The additional tax rate cut for taxpayers is also welcome. Taxpayers pay tax in bands, with an additional tax rate of 45% applicable on income above £150,000. Under the new changes, the additional income tax of 45% is scrapped and will now be capped at 40%. This will translate to good savings for higher income earners, for example, under the new rates (applicable from April 2023 and calculated on the basis of the basic tax rate cut and abolishment of the additional rate):
As always, a change in one part of the economic landscape will affect others. More disposable income is always a good thing, especially in the context of a slowing economy. We believe those in stable employment will enjoy a reduced tax burden which may translate into additional spending in areas like property investment.
We see the mini-budget as a welcome relaxing of fiscal policy under Liz Truss’ leadership. The changes reflect a move away from an approach of relatively heavy taxation of UK corporations and employers (i.e., corporation tax and the previously proposed national insurance increase) for their success, and taxpayers for their hard work. We think the changes will increase investment opportunities and spending, support the economy, and boost growth.
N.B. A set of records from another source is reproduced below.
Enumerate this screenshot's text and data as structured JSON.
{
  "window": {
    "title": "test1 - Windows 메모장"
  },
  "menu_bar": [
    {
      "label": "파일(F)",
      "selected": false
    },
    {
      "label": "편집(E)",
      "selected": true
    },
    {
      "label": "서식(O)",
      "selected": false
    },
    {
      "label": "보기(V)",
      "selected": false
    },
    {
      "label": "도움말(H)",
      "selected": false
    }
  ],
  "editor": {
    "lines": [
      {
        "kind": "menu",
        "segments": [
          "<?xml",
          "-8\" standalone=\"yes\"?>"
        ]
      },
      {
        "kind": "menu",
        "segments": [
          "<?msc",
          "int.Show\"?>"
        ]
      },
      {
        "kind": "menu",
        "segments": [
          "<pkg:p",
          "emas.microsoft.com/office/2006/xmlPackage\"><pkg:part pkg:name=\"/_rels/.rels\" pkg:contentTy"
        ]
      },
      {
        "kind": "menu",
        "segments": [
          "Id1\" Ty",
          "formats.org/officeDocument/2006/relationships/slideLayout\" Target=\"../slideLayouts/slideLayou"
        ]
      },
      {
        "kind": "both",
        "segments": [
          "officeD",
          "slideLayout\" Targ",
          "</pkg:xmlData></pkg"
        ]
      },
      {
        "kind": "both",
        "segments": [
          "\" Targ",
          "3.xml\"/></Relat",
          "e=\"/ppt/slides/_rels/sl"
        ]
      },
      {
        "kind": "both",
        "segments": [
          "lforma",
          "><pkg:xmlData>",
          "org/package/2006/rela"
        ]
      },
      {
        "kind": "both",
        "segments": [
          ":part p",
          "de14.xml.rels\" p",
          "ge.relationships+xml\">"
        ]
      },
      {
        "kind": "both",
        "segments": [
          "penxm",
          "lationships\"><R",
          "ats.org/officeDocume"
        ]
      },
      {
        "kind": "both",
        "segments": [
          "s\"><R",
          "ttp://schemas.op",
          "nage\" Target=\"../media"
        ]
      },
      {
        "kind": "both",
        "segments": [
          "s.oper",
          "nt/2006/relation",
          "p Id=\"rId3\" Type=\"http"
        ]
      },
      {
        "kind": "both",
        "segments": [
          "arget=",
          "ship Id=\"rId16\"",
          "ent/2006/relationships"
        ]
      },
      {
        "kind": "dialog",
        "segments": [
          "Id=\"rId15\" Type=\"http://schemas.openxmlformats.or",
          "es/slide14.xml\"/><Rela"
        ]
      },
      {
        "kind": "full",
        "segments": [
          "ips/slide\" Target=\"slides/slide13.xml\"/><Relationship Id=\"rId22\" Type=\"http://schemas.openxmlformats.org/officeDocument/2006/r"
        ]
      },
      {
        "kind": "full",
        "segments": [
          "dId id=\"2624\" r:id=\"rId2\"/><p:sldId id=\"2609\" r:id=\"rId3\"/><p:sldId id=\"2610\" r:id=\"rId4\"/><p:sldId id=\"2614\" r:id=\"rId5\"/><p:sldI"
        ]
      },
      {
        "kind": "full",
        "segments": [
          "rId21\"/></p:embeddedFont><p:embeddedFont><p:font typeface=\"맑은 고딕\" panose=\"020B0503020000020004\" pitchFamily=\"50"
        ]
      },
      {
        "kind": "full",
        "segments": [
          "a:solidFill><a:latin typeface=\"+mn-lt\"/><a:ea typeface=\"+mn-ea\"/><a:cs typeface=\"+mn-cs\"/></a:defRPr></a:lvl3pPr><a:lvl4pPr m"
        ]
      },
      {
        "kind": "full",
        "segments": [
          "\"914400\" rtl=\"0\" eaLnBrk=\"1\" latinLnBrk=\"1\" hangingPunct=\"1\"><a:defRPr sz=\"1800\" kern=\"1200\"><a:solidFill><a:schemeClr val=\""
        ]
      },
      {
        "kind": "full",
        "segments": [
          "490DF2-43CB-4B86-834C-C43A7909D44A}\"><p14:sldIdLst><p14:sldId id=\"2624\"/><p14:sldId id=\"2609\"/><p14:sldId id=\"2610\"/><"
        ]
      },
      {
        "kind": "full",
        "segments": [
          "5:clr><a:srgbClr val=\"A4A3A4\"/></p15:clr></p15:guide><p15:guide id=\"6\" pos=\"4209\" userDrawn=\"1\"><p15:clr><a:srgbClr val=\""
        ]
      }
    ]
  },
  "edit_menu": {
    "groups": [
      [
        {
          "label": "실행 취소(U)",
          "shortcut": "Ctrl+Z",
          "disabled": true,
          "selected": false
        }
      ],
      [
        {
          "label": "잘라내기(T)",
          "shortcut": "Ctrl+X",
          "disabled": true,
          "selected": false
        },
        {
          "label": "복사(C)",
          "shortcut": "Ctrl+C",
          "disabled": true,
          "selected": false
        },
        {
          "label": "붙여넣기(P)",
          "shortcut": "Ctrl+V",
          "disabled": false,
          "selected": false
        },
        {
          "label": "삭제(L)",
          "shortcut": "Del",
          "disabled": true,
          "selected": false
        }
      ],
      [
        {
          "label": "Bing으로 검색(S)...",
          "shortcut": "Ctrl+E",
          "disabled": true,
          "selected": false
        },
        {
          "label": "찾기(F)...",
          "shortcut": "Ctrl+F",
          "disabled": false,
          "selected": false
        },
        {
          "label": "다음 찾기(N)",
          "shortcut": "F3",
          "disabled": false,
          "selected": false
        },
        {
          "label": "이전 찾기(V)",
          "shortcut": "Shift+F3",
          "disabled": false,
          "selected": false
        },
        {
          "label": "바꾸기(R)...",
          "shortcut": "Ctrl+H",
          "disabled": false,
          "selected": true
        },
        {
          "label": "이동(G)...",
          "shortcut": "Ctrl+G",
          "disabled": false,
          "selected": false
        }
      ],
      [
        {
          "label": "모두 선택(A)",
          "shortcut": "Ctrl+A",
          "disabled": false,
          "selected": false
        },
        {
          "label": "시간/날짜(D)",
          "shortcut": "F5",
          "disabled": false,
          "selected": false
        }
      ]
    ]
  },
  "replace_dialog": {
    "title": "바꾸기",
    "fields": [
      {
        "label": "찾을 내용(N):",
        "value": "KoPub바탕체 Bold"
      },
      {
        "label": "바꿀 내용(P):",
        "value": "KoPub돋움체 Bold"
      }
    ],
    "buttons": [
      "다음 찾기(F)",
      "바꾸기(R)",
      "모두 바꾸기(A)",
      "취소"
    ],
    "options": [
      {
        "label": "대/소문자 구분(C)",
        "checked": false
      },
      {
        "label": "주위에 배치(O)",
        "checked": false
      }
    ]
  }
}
As always, finance – whether in the form of mortgages, corporate finance or other types of borrowing – will support many of the opportunities presented by the tax cuts and reforms.
*for informational purposes only and should not be constituted as advice or definitive savings